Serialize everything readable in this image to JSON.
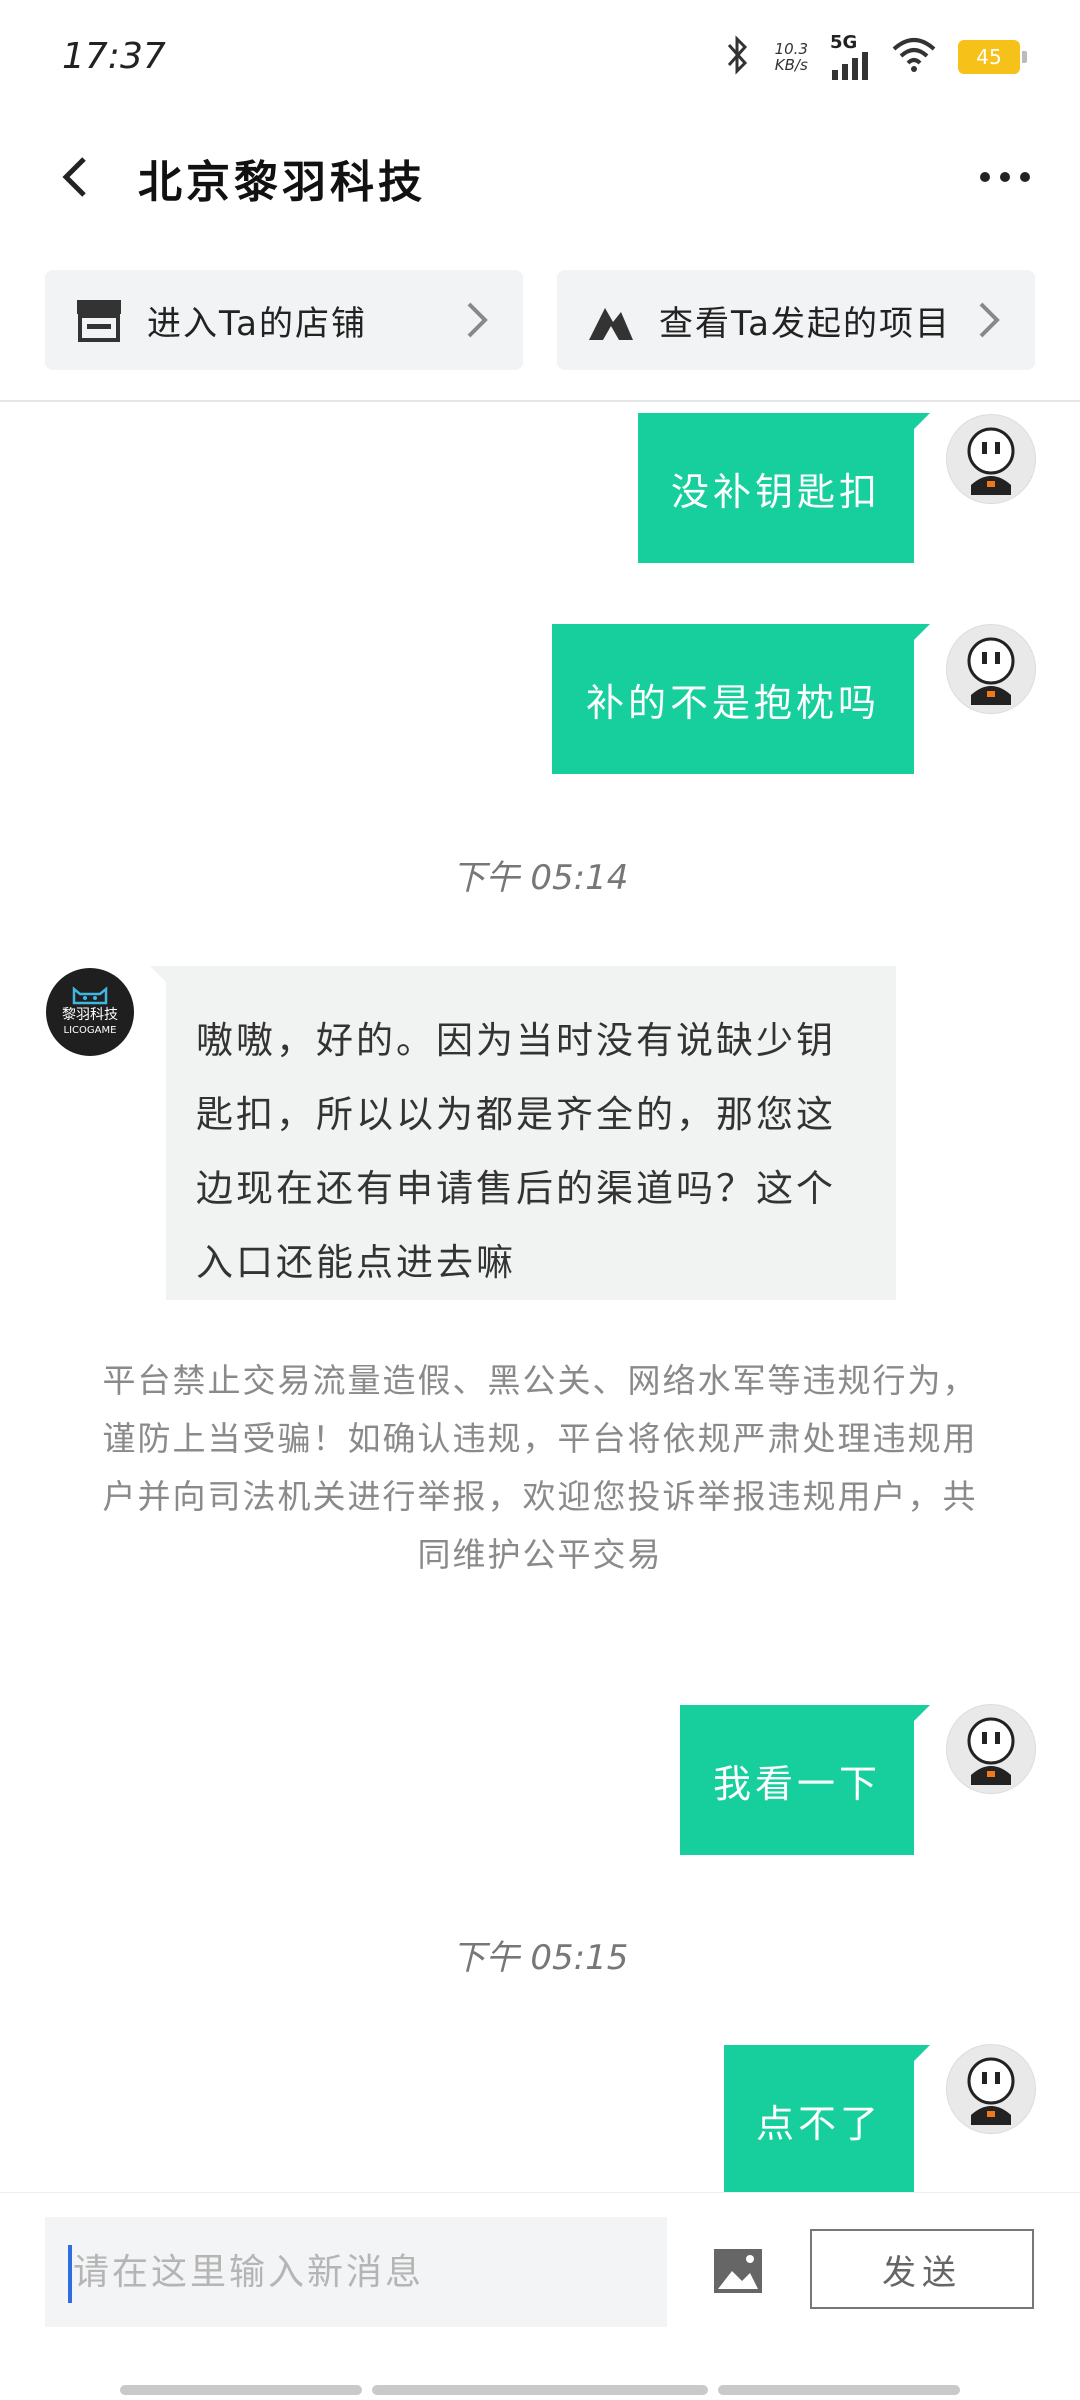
{
  "status_bar": {
    "time": "17:37",
    "net_speed_value": "10.3",
    "net_speed_unit": "KB/s",
    "network": "5G",
    "battery": "45",
    "icons": [
      "bluetooth-icon",
      "signal-icon",
      "wifi-icon",
      "battery-icon"
    ]
  },
  "header": {
    "title": "北京黎羽科技",
    "back_icon": "chevron-left-icon",
    "more_icon": "more-dots-icon"
  },
  "shortcuts": [
    {
      "label": "进入Ta的店铺",
      "icon": "store-icon"
    },
    {
      "label": "查看Ta发起的项目",
      "icon": "mountain-icon"
    }
  ],
  "messages": {
    "m1": "没补钥匙扣",
    "m2": "补的不是抱枕吗",
    "time1": "下午 05:14",
    "shop_reply": "嗷嗷，好的。因为当时没有说缺少钥匙扣，所以以为都是齐全的，那您这边现在还有申请售后的渠道吗？这个入口还能点进去嘛",
    "shop_avatar_line1": "黎羽科技",
    "shop_avatar_line2": "LICOGAME",
    "notice": "平台禁止交易流量造假、黑公关、网络水军等违规行为，谨防上当受骗！如确认违规，平台将依规严肃处理违规用户并向司法机关进行举报，欢迎您投诉举报违规用户，共同维护公平交易",
    "m3": "我看一下",
    "time2": "下午 05:15",
    "m4": "点不了"
  },
  "input_bar": {
    "placeholder": "请在这里输入新消息",
    "send_label": "发送",
    "image_icon": "image-icon"
  },
  "colors": {
    "accent": "#17cf9d",
    "incoming_bubble": "#f1f2f2",
    "battery": "#f6c21a"
  }
}
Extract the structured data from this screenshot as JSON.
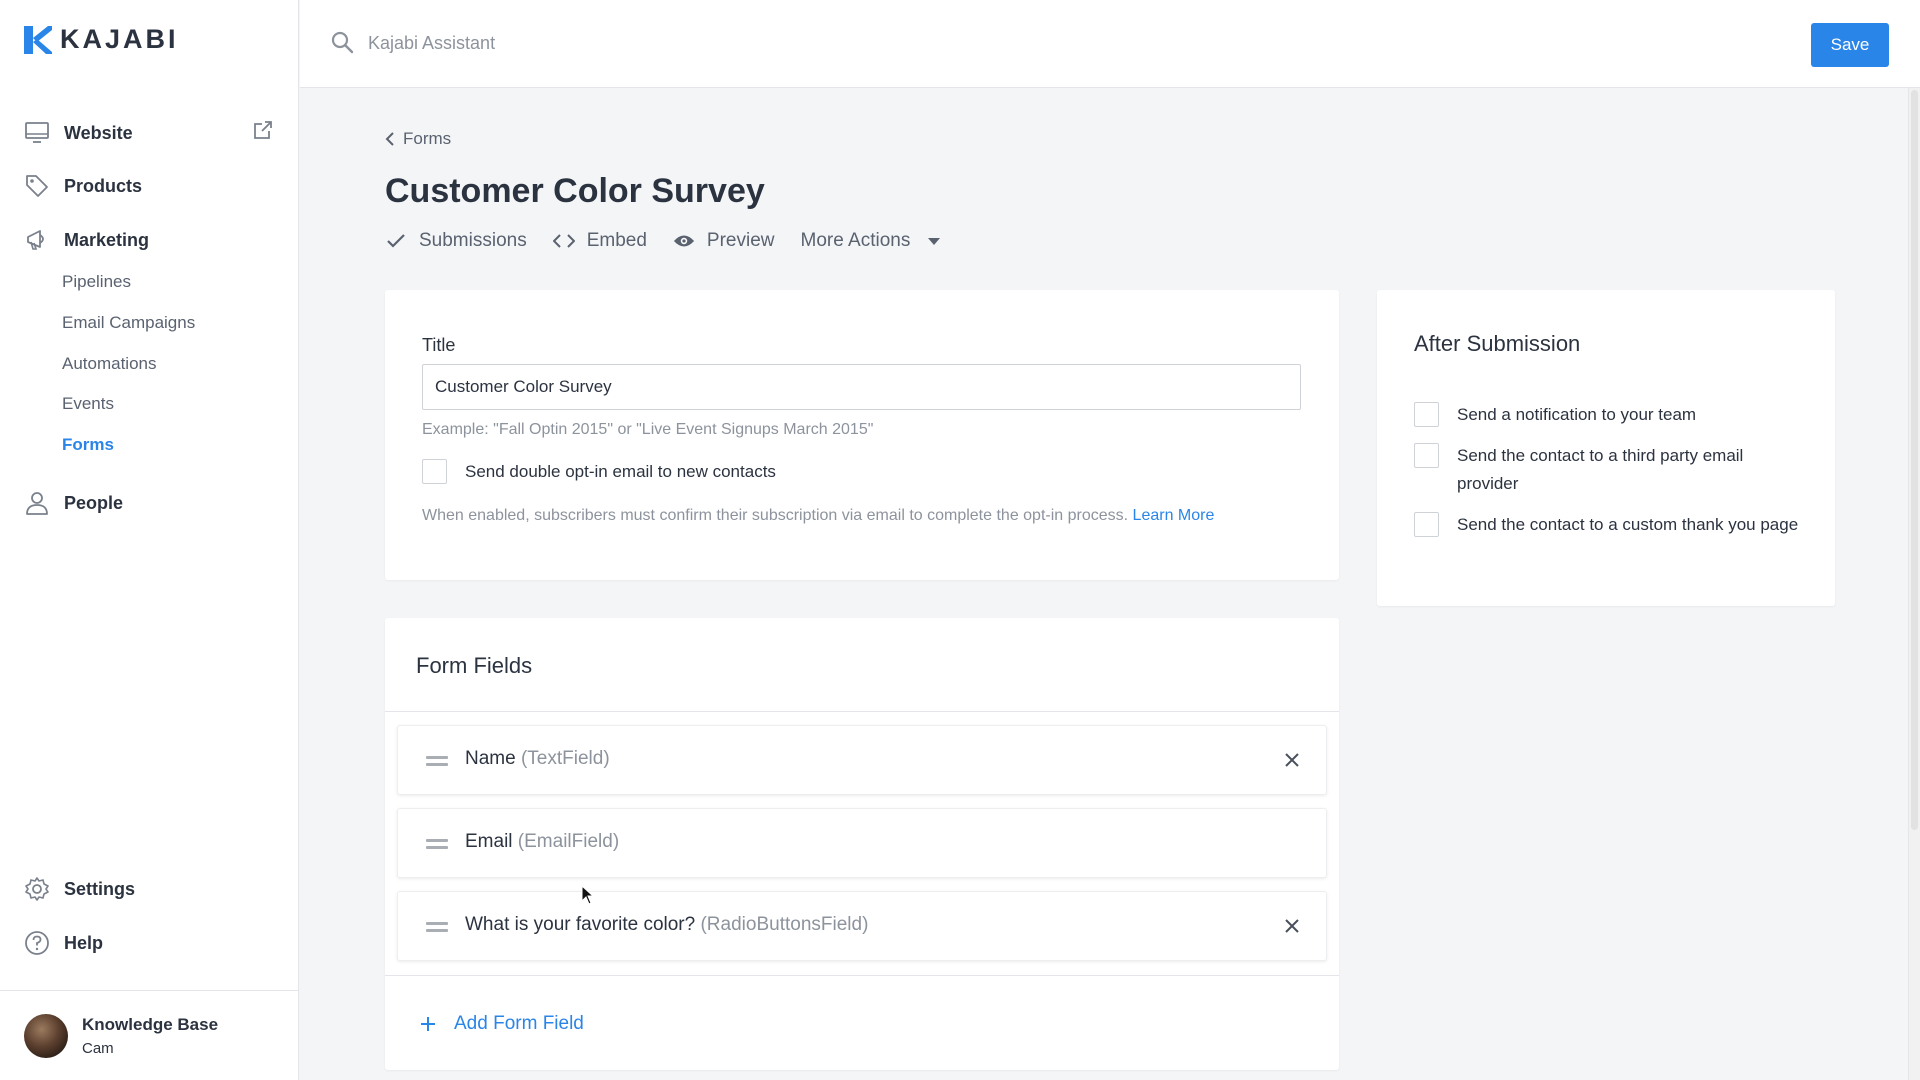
{
  "brand": {
    "name": "KAJABI",
    "accent": "#2a85e8"
  },
  "sidebar": {
    "website": "Website",
    "products": "Products",
    "marketing": "Marketing",
    "marketing_sub": [
      "Pipelines",
      "Email Campaigns",
      "Automations",
      "Events",
      "Forms"
    ],
    "people": "People",
    "settings": "Settings",
    "help": "Help",
    "footer": {
      "name": "Knowledge Base",
      "user": "Cam"
    }
  },
  "topbar": {
    "search_placeholder": "Kajabi Assistant",
    "save_label": "Save"
  },
  "page": {
    "breadcrumb": "Forms",
    "title": "Customer Color Survey",
    "actions": [
      "Submissions",
      "Embed",
      "Preview",
      "More Actions"
    ]
  },
  "settings_card": {
    "title_label": "Title",
    "title_value": "Customer Color Survey",
    "title_hint": "Example: \"Fall Optin 2015\" or \"Live Event Signups March 2015\"",
    "double_optin_label": "Send double opt-in email to new contacts",
    "double_optin_help": "When enabled, subscribers must confirm their subscription via email to complete the opt-in process.",
    "learn_more": "Learn More"
  },
  "form_fields": {
    "title": "Form Fields",
    "fields": [
      {
        "name": "Name",
        "type": "(TextField)",
        "removable": true
      },
      {
        "name": "Email",
        "type": "(EmailField)",
        "removable": false
      },
      {
        "name": "What is your favorite color?",
        "type": "(RadioButtonsField)",
        "removable": true
      }
    ],
    "add_label": "Add Form Field"
  },
  "after_submission": {
    "title": "After Submission",
    "options": [
      "Send a notification to your team",
      "Send the contact to a third party email provider",
      "Send the contact to a custom thank you page"
    ]
  }
}
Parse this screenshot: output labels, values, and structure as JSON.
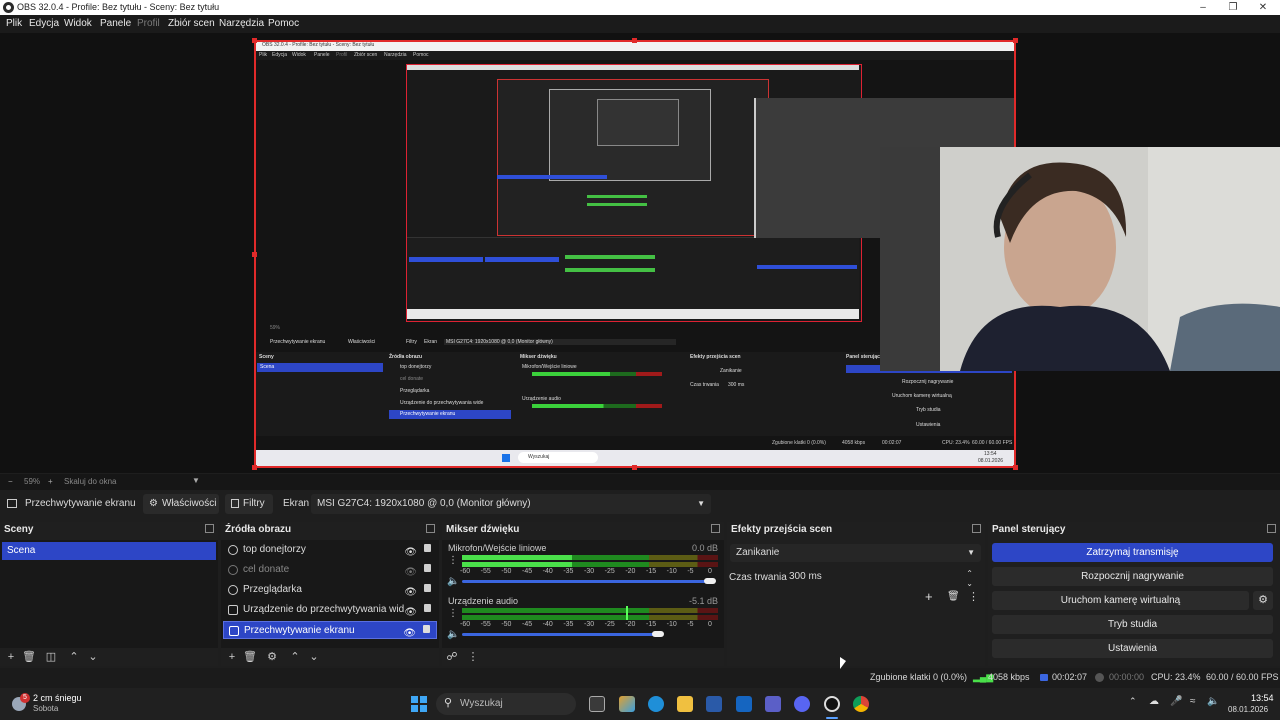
{
  "window": {
    "title": "OBS 32.0.4 - Profile: Bez tytułu - Sceny: Bez tytułu"
  },
  "menu": [
    "Plik",
    "Edycja",
    "Widok",
    "Panele",
    "Profil",
    "Zbiór scen",
    "Narzędzia",
    "Pomoc"
  ],
  "zoom": {
    "value": "59%",
    "minus": "−",
    "plus": "+",
    "fit_label": "Skaluj do okna"
  },
  "source_toolbar": {
    "source_name": "Przechwytywanie ekranu",
    "properties": "Właściwości",
    "filters": "Filtry",
    "screen_label": "Ekran",
    "screen_value": "MSI G27C4: 1920x1080 @ 0,0 (Monitor główny)"
  },
  "scenes": {
    "title": "Sceny",
    "items": [
      "Scena"
    ]
  },
  "sources": {
    "title": "Źródła obrazu",
    "items": [
      {
        "name": "top donejtorzy"
      },
      {
        "name": "cel donate"
      },
      {
        "name": "Przeglądarka"
      },
      {
        "name": "Urządzenie do przechwytywania wide"
      },
      {
        "name": "Przechwytywanie ekranu"
      }
    ]
  },
  "mixer": {
    "title": "Mikser dźwięku",
    "channels": [
      {
        "name": "Mikrofon/Wejście liniowe",
        "db": "0.0 dB",
        "level": 0.75,
        "volume": 1.0
      },
      {
        "name": "Urządzenie audio",
        "db": "-5.1 dB",
        "level": 0.6,
        "volume": 0.8
      }
    ],
    "scale": [
      "-60",
      "-55",
      "-50",
      "-45",
      "-40",
      "-35",
      "-30",
      "-25",
      "-20",
      "-15",
      "-10",
      "-5",
      "0"
    ]
  },
  "transitions": {
    "title": "Efekty przejścia scen",
    "selected": "Zanikanie",
    "duration_label": "Czas trwania",
    "duration_value": "300 ms"
  },
  "controls": {
    "title": "Panel sterujący",
    "buttons": [
      "Zatrzymaj transmisję",
      "Rozpocznij nagrywanie",
      "Uruchom kamerę wirtualną",
      "Tryb studia",
      "Ustawienia"
    ]
  },
  "status": {
    "dropped": "Zgubione klatki 0 (0.0%)",
    "kbps": "4058 kbps",
    "stream_time": "00:02:07",
    "rec_time": "00:00:00",
    "cpu": "CPU: 23.4%",
    "fps": "60.00 / 60.00 FPS"
  },
  "taskbar": {
    "weather_temp": "2 cm śniegu",
    "weather_day": "Sobota",
    "badge": "5",
    "search_placeholder": "Wyszukaj",
    "time": "13:54",
    "date": "08.01.2026"
  },
  "inner_preview": {
    "title": "OBS 32.0.4 - Profile: Bez tytułu - Sceny: Bez tytułu",
    "menu": [
      "Plik",
      "Edycja",
      "Widok",
      "Panele",
      "Profil",
      "Zbiór scen",
      "Narzędzia",
      "Pomoc"
    ],
    "zoom": "59%",
    "source_name": "Przechwytywanie ekranu",
    "properties": "Właściwości",
    "filters": "Filtry",
    "screen_label": "Ekran",
    "screen_value": "MSI G27C4: 1920x1080 @ 0,0 (Monitor główny)",
    "scenes_title": "Sceny",
    "scene": "Scena",
    "sources_title": "Źródła obrazu",
    "mixer_title": "Mikser dźwięku",
    "mic": "Mikrofon/Wejście liniowe",
    "audio": "Urządzenie audio",
    "trans_title": "Efekty przejścia scen",
    "trans_selected": "Zanikanie",
    "duration_label": "Czas trwania",
    "duration_value": "300 ms",
    "controls_title": "Panel sterujący",
    "btn_rec": "Rozpocznij nagrywanie",
    "btn_vcam": "Uruchom kamerę wirtualną",
    "btn_studio": "Tryb studia",
    "btn_settings": "Ustawienia",
    "dropped": "Zgubione klatki 0 (0.0%)",
    "kbps": "4058 kbps",
    "stream_time": "00:02:07",
    "rec_time": "00:00:00",
    "cpu": "CPU: 23.4%",
    "fps": "60.00 / 60.00 FPS",
    "search": "Wyszukaj",
    "time": "13:54",
    "date": "08.01.2026"
  }
}
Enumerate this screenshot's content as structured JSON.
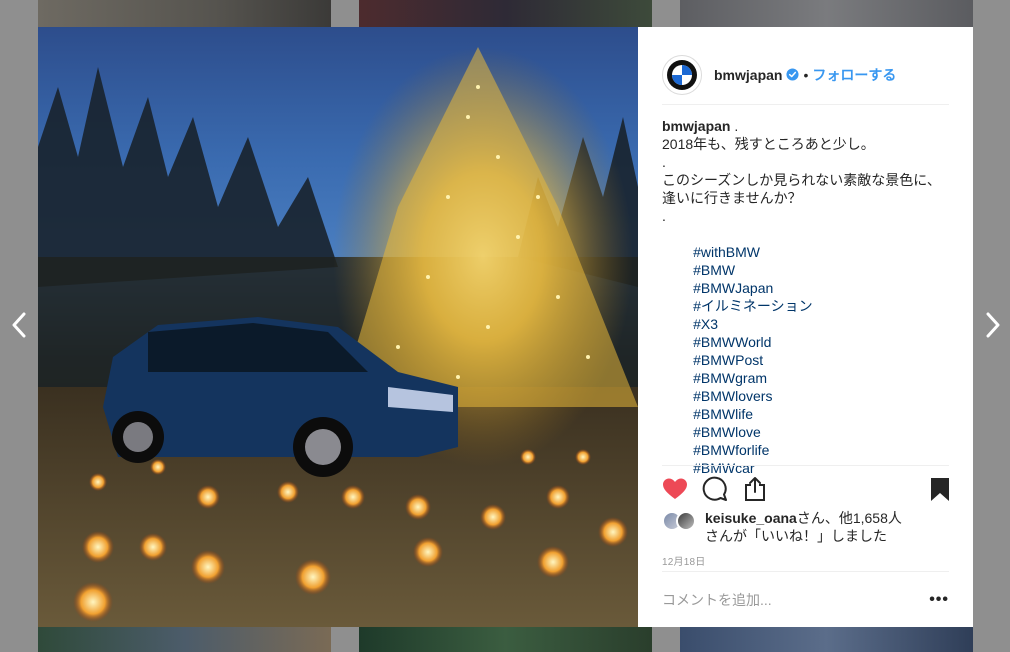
{
  "post": {
    "username": "bmwjapan",
    "verified_icon": "verified-badge-icon",
    "separator": "•",
    "follow_label": "フォローする",
    "caption_user": "bmwjapan",
    "caption_lines": [
      ".",
      "2018年も、残すところあと少し。",
      ".",
      "このシーズンしか見られない素敵な景色に、",
      "逢いに行きませんか？",
      "."
    ],
    "hashtags": [
      "#withBMW",
      "#BMW",
      "#BMWJapan",
      "#イルミネーション",
      "#X3",
      "#BMWWorld",
      "#BMWPost",
      "#BMWgram",
      "#BMWlovers",
      "#BMWlife",
      "#BMWlove",
      "#BMWforlife",
      "#BMWcar"
    ],
    "likes_user": "keisuke_oana",
    "likes_suffix": "さん、他1,658人",
    "likes_line2": "さんが「いいね！」しました",
    "date": "12月18日",
    "comment_placeholder": "コメントを追加...",
    "more_label": "•••"
  },
  "icons": {
    "like": "heart-icon",
    "comment": "comment-icon",
    "share": "share-icon",
    "save": "bookmark-icon",
    "prev": "chevron-left-icon",
    "next": "chevron-right-icon"
  },
  "colors": {
    "like_red": "#ed4956",
    "link_blue": "#3897f0",
    "hashtag_blue": "#003569"
  }
}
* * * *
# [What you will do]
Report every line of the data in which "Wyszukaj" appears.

# [Result of the exercise]
    "search_placeholder": "Wyszukaj",
    "search": "Wyszukaj",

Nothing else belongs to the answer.